54.2.3 Acute Cortical Necrosis
Acute cortical necrosis is a rare cause of acute renal failure, and it is the consequence of a diffuse and rapid renal cortical ischemic necrosis, without medullary parenchyma involvement. The process can be multifocal or diffuse and is commonly bilateral. CEUS is proposed as a diagnostic procedure in patients with rapidly evolving renal failure and when an acute tubular necrosis can be excluded. Acute cortical necrosis diagnosis at CEUS is characterized by a markedly hypoperfused cortex (Fig. 54.5) .
Renal cortical necrosis (black arrows)
54.2.4 Acute Pyelonephritis and Renal Abscess
The diagnosis of acute pyelonephritis is based on clinical data, and imaging is usually not necessary. This can be employed when clinical improvement is not observed during therapeutic observation or when a renal abscess is suspected. Gray-scale sonography is not diagnostic or shows nonspecific signs. At CEUS, the involved parenchyma appears as a hypoperfused area of triangular shape (Fig. 54.6) . The renal abscess is characterized as a hypoechoic area with peripheral contrast enhancement (Fig. 54.7).

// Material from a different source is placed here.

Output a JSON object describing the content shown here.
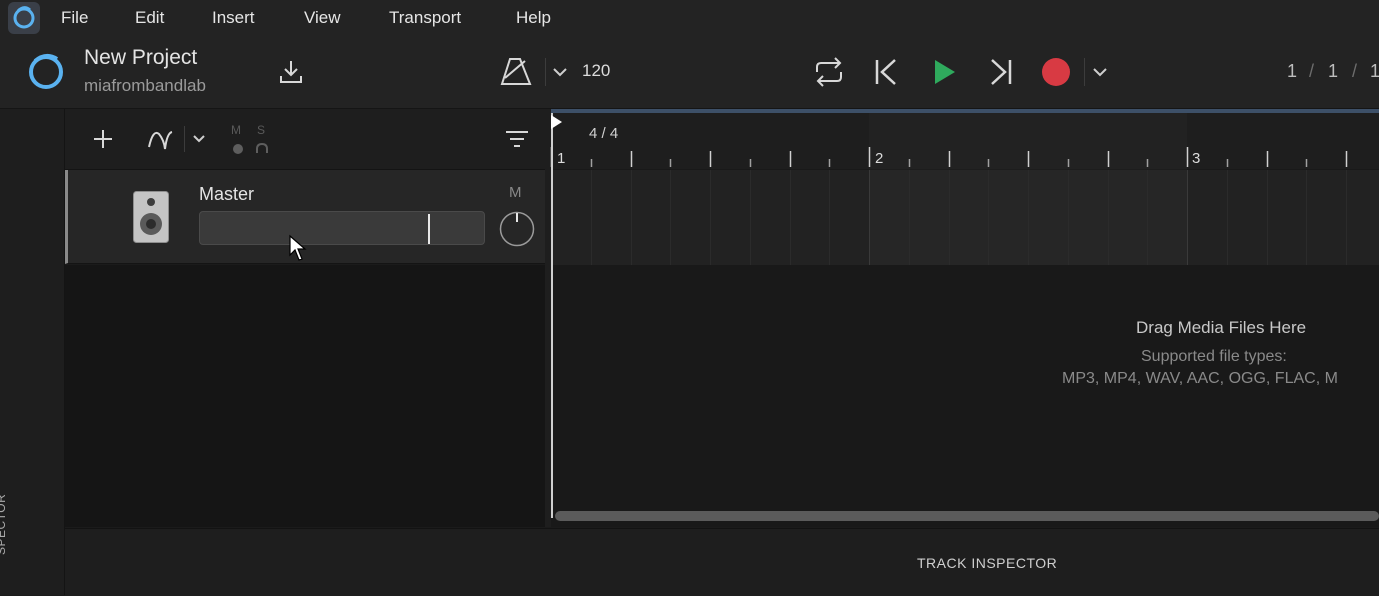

Acute pyelonephritis visible as hypoechoic area (arrowheads)
54.2.5 Renal Trauma
UCAs can be used in trauma with the aim to detect posttraumatic lesions of abdominal organs not visible on gray-scale sonography . Kidney traumatic lesions show a reduced or absent contrast enhancement, appearing as hypo- or anechoic lesions. Parenchymal changes are more evident in the venous phase, even if they can be detected in all the phases of contrast flow. Parenchymal lacerations appear as hypo-anechoic areas with well-defined margins, while contusions appear as hypo-anechoic areas with shading margins (Fig. 54.8). In subcapsular renal hematomas, an anechoic fluid collection can be seen around the kidney’s profile. In hematuria with persistent bleeding, CEUS is able to detect bubbles flowing into the hematoma, easily identified in the arterial phase of the examination. Traumatic lesions of the main arterial vessels are characterized by absence of typical contrast enhancement of the renal parenchyma. The lesions of the excretory tract cannot be detected with CEUS, because the bubbles are not filtered by the glomeruli and do not pass in the urinary tract. Other imaging techniques are necessary to identify lesions when they are clinically suspected.
Renal trauma with fracture of the posterior labrum (black arrows) (a) confirmed at CT (white arrow) (b)
54.3 Vesicoureteral Reflux
The urine reflux from bladder into the upper urinary tract can be unilateral or bilateral and is secondary to congenital or acquired anatomical or functional anomaly of the ureterovesical junction. The vesicoureteral reflux (VUR) is the most common urologic pathology in children, and it is observed in 1–2% of all pediatric population and in 30–40% of children with urinary tract infections. VUR is the main cause of chronic renal damage in infancy. The cystosonography (bladder sonography with retrograde contrast introduction), named also voiding urosonography (VUS), is performed after bladder catheterization and subsequent transcatheter introduction of the US contrast . Preliminary baseline urinary tract (kidney and bladder) sonography is mandatory to detect possible pathology, followed by endovesical infusion of saline solution and the contrast medium. For this type of investigation, a concentration of 0.5/100 ml of UCA is used. Real-time observation and video registration are mandatory to document the bladder distension and the bubbles’ flow into the ureters and renal pelvis. This observation must be performed during the filling phase and during voiding (Fig. 54.9). With CEUS, it can be applied the International Reflux System for the radiology voiding cystourethrography. Based on the grade of distension of the upper urinary tract, five grades of VUR are recognized.